On the oth­er hand, a com­pa­ny which em­braces in­com­pe­tence and the Bel­lowed Ran­dom­ness will have much more dif­fi­cul­ty to com­plete­ly re­ori­ent it­self in or­der to tar­get a dif­fer­ent mar­ket, since there would be no one to give out­stand­ing in­no­v­a­tive ideas. And even if such re­ori­en­ta­tion would be pos­si­ble, the fact that the cul­ture of the com­pa­ny won’t change will give all the odds for a fail­ure in the new mar­ket as well.

A few decades ago, IBM was a leader in hard­ware and soft­ware pro­duc­tion. To­day, my girl­friend doesn’t even know what IBM is, and nev­er heard the name. De­spite the im­pres­sive move from a leader cor­po­ra­tion known by any­one to an en­ti­ty known only by IT peo­ple and busi­ness­men, IBM stays a suc­cess­ful multi­na­tion­al cor­po­ra­tion, far from be­ing dead. Why? Sim­ply be­cause IBM hires peo­ple who know their job, and do it well, peo­ple who know that the Love­ly Ran­dom­ness has no place in IT, peo­ple who seek im­prove­ment in every­thing they do, peo­ple who have ideas—great ideas. By em­brac­ing the in­dus­try stan­dards and best prac­tices, and par­tic­i­pat­ing in their growth, IBM has small room for fail­ure. They don’t de­liv­er ran­dom prod­ucts with ran­dom de­lays at a ran­dom cost.

By do­ing the op­po­site of what large suc­cess­ful cor­po­ra­tions do, com­pa­nies dig their grave.

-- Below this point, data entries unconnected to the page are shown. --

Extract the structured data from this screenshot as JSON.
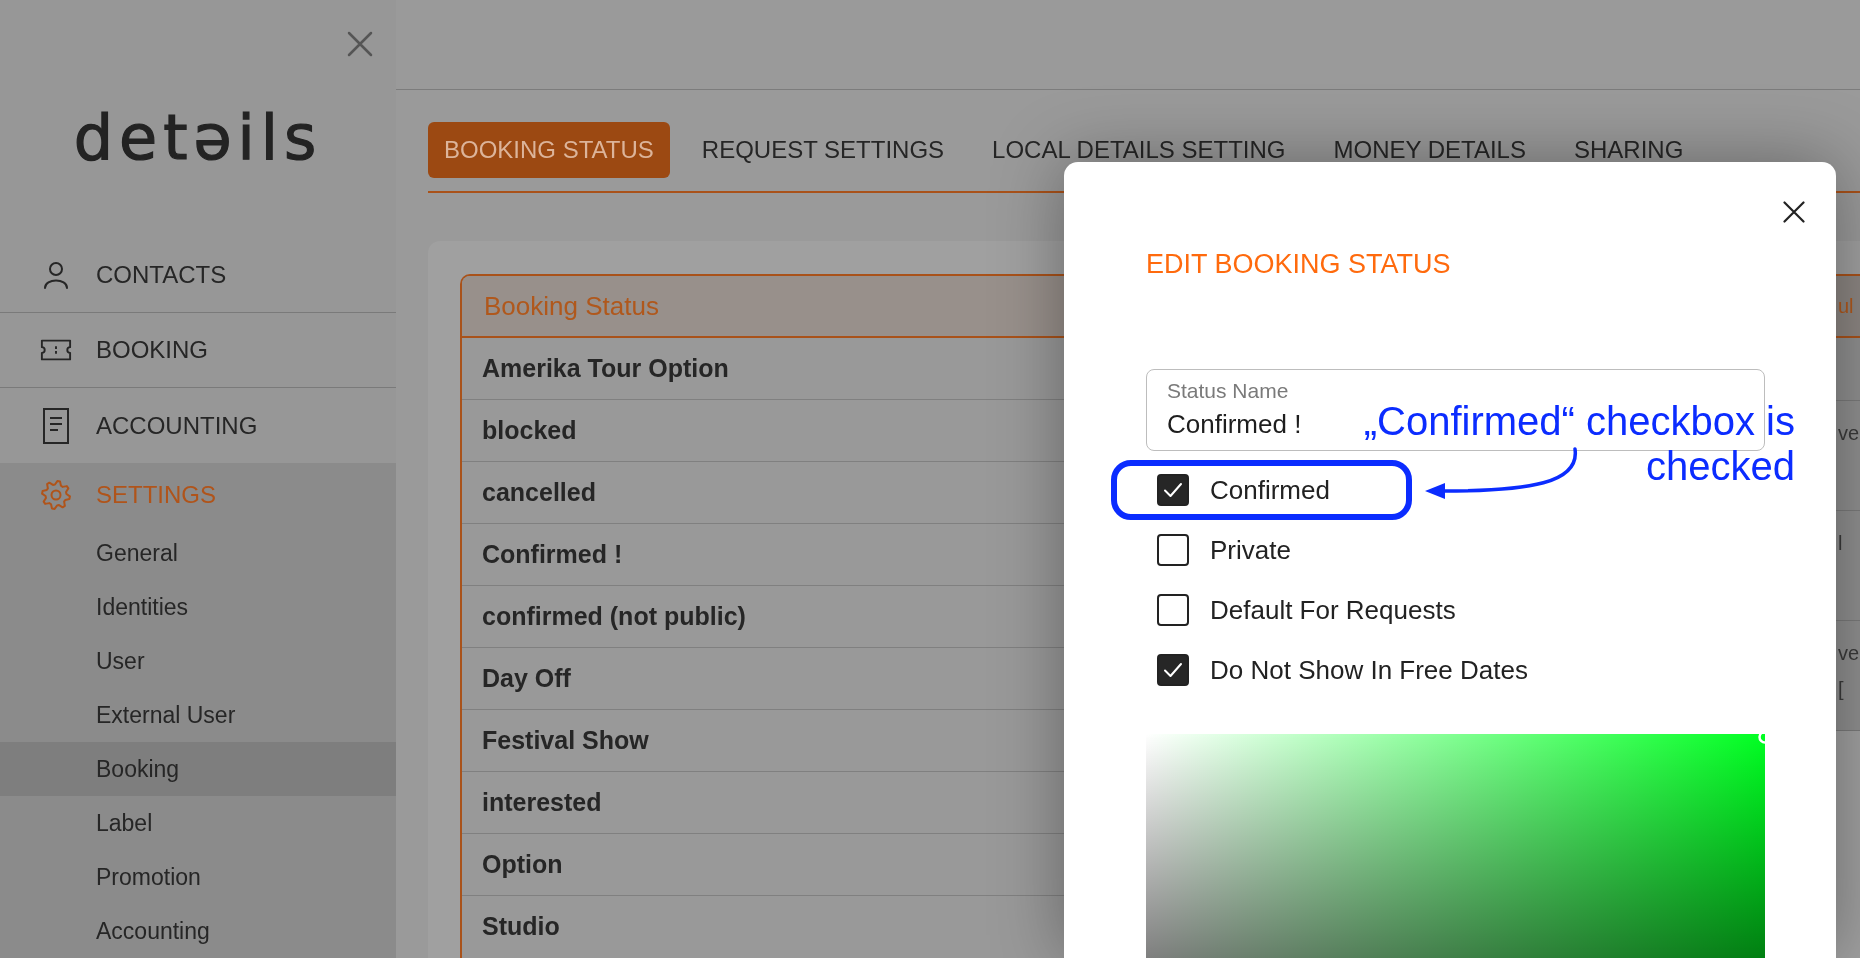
{
  "sidebar": {
    "logo": "detəils",
    "nav": [
      {
        "label": "CONTACTS",
        "selected": false
      },
      {
        "label": "BOOKING",
        "selected": false
      },
      {
        "label": "ACCOUNTING",
        "selected": false
      },
      {
        "label": "SETTINGS",
        "selected": true,
        "children": [
          {
            "label": "General",
            "selected": false
          },
          {
            "label": "Identities",
            "selected": false
          },
          {
            "label": "User",
            "selected": false
          },
          {
            "label": "External User",
            "selected": false
          },
          {
            "label": "Booking",
            "selected": true
          },
          {
            "label": "Label",
            "selected": false
          },
          {
            "label": "Promotion",
            "selected": false
          },
          {
            "label": "Accounting",
            "selected": false
          }
        ]
      }
    ]
  },
  "tabs": [
    {
      "label": "BOOKING STATUS",
      "selected": true
    },
    {
      "label": "REQUEST SETTINGS",
      "selected": false
    },
    {
      "label": "LOCAL DETAILS SETTING",
      "selected": false
    },
    {
      "label": "MONEY DETAILS",
      "selected": false
    },
    {
      "label": "SHARING",
      "selected": false
    }
  ],
  "table": {
    "columns": [
      "Booking Status"
    ],
    "rows": [
      "Amerika Tour Option",
      "blocked",
      "cancelled",
      "Confirmed !",
      "confirmed (not public)",
      "Day Off",
      "Festival Show",
      "interested",
      "Option",
      "Studio"
    ]
  },
  "second_card": {
    "heading": "ul",
    "rows": [
      [
        "ve"
      ],
      [
        "l"
      ],
      [
        "ve",
        "["
      ]
    ]
  },
  "modal": {
    "title": "EDIT BOOKING STATUS",
    "status_field": {
      "label": "Status Name",
      "value": "Confirmed !"
    },
    "checkboxes": [
      {
        "label": "Confirmed",
        "checked": true,
        "highlighted": true
      },
      {
        "label": "Private",
        "checked": false,
        "highlighted": false
      },
      {
        "label": "Default For Requests",
        "checked": false,
        "highlighted": false
      },
      {
        "label": "Do Not Show In Free Dates",
        "checked": true,
        "highlighted": false
      }
    ]
  },
  "annotation": {
    "lines": [
      "„Confirmed“ checkbox is",
      "checked"
    ]
  }
}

They do it with all their en­er­gy and won­der­ful cre­ativ­i­ty, seek­ing any op­por­tu­ni­ty to fail in the most ran­dom way, and to fail bad­ly, keep­ing as lit­tle chances as pos­si­ble to sur­vive the bad times and the good com­peti­tor.